Screening questions and medication reconciliation and initial history will take place by phone from a provider outside the room, to minimize face-to-face contact. Vital signs will be taken by the medical technician, and then the provider will come in the room for the physical exam. Personal protective equipment will be worn as appropriate to protect all parties involved. Once the provider is done, he or she will flip the room back to the technician, for an EKG and phlebotomy if needed, and then the patient will be handed off again to the nurse for vaccinations and other tasks, such as instruction in how to inject insulin or use an inhaler, or counseling on medication use.
Cutting Out the Extra Stops
Many additional stops that we used to do in person, such as with our nutritionist, our social workers, our smoking cessation team, our certified diabetes educators, or our pharmacist, will all mostly be defaulted to video visits rather than being done on the premises. And we also are trying to innovate and streamline our system for referrals. Patients used to spend an enormous amount of time waiting around our office, getting a referral for their mammogram, their colonoscopy, their dermatology consultation, as well as scheduling a follow-up appointment for their next visit. We are working to build this into the electronic medical record so that we can process the electronic part of this referral without seeing the patient, and they can do the scheduling (for the most part) on their own.

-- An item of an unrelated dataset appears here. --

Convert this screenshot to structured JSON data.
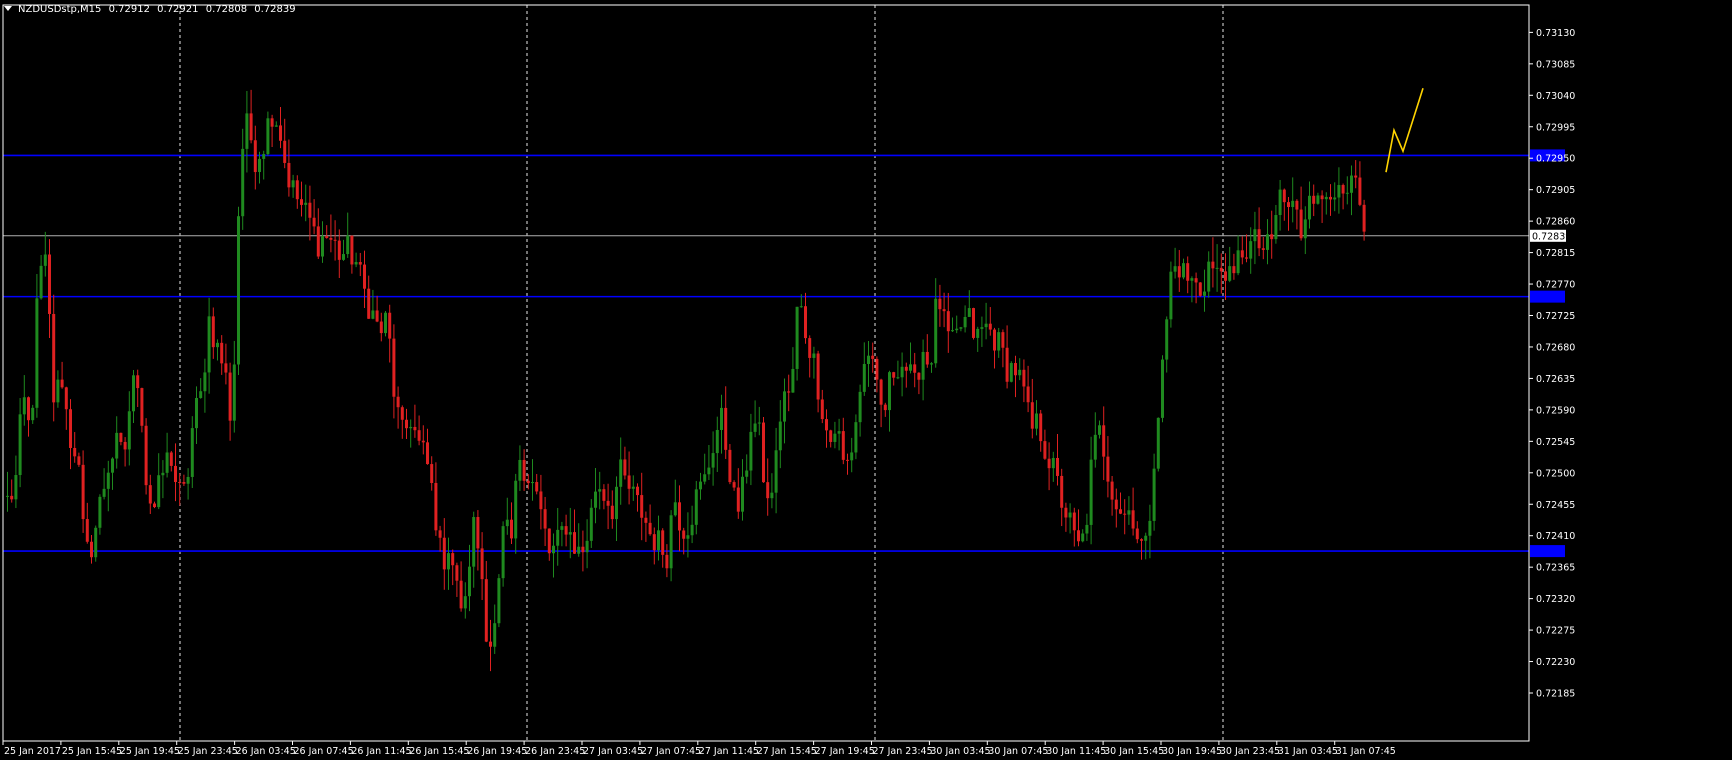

For those in need of extra assistance, such as those requiring interpreter services or those with cognitive deficits or a host of other reasons, we have a team that will focus on helping them obtain these appointments before leaving the practice. And for those urgent same-day things we need to get done, such as an x-ray or ultrasound, there’s a special place where we’re going to make sure that patients can safely wait and the staff can take care of them, and then quickly get them over to where they need to be to continue their care.
As with any sort of process like this, we’re trying to keep it simple, trying to avoid over-complicating things, trying not to create too many rules, too many exceptions, too many pathways, too many ways for things to go wrong, but we’re sure there are going to be problems. Just the other day, for example, as we tried one of these systems out, a patient described to the front reception staff what they were there for in a way that we didn’t expect or anticipate, which sent them down the wrong pathway.
As with any new system, we are going to need feedback and data from all of those involved, from our patients and our staff, to make sure we build the best new way to take care of people as we slowly rise up from under this pandemic.
And even while this is going on, and as we’re continuing to see patients coming in for care of suspected or confirmed COVID-19, we are already thinking about how to anticipate and better prepare for the next wave. Because the new normal is fast approaching, and we need to ride that wave as best we can.